Our latest Workbench Idea comes from Tom M. from The Woodlands, Texas who has built a modified Nicholson English Workbench with a leg vise.  This juggernaut weighs in at around 300 pounds and is solid as a rock.  Tom also shows us the various major steps of construction that he used to build this monster bench from planing & joinery of the various wood components through glue-up and final assembly.  Enjoy!

Lake Erie Toolworks, English Workbench, Nicholson Workbench, Leg Vise, Wood Vise,

Lake Erie Toolworks, English Workbench, Nicholson Workbench, Leg Vise, Wood Vise,

Lake Erie Toolworks, English Workbench, Nicholson Workbench, Leg Vise, Wood Vise,

Lake Erie Toolworks, English Workbench, Nicholson Workbench, Leg Vise, Wood Vise,

Lake Erie Toolworks, English Workbench, Nicholson Workbench, Leg Vise, Wood Vise,

Lake Erie Toolworks, English Workbench, Nicholson Workbench, Leg Vise, Wood Vise,

Lake Erie Toolworks, English Workbench, Nicholson Workbench, Leg Vise, Wood Vise,

Lake Erie Toolworks, English Workbench, Nicholson Workbench, Leg Vise, Wood Vise,

Lake Erie Toolworks, English Workbench, Nicholson Workbench, Leg Vise, Wood Vise,

Lake Erie Toolworks, English Workbench, Nicholson Workbench, Leg Vise, Wood Vise,

This design was inspired by Paul Sellers on YouTube.  My version is a bit bigger.  I built is using hand tools only – just to see if I could.

The wood materials are Southern Yellow pine construction lumber purchased from Lowes.

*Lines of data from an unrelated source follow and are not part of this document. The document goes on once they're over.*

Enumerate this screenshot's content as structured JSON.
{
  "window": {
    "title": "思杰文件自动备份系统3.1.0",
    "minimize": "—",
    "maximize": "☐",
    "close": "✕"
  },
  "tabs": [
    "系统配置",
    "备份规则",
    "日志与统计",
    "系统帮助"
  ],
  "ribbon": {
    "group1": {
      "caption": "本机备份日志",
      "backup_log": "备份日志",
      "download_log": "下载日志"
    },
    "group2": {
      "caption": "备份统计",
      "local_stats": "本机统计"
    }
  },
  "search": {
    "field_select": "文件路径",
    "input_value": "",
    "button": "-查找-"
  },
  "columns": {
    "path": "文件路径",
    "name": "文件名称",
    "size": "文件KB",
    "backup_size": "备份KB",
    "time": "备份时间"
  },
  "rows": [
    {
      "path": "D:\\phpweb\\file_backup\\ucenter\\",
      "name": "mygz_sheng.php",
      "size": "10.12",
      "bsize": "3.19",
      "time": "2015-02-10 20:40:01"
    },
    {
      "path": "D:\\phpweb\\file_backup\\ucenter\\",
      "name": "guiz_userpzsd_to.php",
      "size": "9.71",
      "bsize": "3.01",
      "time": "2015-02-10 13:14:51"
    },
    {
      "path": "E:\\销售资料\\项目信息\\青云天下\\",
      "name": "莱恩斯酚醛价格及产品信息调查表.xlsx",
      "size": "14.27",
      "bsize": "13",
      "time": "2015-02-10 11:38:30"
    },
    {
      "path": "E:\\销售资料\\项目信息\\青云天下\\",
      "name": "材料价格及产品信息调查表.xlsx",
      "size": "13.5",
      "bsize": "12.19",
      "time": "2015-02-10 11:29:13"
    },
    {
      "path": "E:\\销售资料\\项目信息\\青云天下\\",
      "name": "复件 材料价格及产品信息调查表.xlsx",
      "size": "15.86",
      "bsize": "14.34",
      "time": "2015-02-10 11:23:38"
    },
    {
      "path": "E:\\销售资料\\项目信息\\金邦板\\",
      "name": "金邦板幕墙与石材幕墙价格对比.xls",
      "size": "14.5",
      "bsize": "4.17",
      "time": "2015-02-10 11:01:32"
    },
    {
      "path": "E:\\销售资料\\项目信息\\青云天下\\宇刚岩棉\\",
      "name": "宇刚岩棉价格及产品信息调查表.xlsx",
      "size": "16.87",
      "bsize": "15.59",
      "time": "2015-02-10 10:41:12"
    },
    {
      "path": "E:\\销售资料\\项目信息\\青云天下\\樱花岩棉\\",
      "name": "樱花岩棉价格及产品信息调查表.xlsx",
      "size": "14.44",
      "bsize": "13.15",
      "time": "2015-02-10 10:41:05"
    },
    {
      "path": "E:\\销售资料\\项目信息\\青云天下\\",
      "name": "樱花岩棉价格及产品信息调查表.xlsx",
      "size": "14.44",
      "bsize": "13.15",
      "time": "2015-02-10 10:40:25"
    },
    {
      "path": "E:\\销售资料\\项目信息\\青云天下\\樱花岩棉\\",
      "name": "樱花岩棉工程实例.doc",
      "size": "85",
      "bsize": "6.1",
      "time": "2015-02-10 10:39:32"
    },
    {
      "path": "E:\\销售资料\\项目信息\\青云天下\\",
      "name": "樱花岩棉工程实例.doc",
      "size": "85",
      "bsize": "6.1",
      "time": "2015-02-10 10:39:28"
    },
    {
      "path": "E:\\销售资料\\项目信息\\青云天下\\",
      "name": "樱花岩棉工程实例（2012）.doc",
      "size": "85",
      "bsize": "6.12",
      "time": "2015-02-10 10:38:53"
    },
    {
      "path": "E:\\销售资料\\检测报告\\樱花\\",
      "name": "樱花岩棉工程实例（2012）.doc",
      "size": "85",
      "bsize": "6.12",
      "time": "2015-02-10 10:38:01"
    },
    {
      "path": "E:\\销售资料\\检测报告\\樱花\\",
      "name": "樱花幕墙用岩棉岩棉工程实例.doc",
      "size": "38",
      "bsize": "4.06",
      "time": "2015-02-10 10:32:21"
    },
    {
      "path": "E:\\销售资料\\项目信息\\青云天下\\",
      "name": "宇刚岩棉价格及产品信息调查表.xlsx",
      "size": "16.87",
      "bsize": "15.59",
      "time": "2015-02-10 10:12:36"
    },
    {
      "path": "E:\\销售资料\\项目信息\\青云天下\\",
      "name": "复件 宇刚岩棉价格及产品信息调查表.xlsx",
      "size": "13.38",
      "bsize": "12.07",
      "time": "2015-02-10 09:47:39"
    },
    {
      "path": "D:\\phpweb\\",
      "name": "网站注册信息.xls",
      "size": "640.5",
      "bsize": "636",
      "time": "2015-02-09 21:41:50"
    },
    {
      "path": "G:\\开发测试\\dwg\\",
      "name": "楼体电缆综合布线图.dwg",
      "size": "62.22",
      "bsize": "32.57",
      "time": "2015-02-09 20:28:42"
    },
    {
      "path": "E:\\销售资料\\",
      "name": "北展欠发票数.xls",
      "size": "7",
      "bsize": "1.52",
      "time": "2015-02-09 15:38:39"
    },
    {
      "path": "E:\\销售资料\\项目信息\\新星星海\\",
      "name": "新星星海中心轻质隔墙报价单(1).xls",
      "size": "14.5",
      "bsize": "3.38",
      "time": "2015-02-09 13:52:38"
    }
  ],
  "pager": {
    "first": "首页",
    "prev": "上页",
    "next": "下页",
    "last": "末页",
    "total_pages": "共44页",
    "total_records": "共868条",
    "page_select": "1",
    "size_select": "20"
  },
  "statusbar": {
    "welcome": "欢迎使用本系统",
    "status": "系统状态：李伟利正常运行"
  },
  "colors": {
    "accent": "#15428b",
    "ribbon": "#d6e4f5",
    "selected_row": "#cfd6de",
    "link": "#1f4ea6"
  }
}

The bench is sealed with boiled linseed oil, weighs about 300 pounds and is as solid as a rock.  I think it will last.

Regards,

Tom M. – The Woodlands, Texas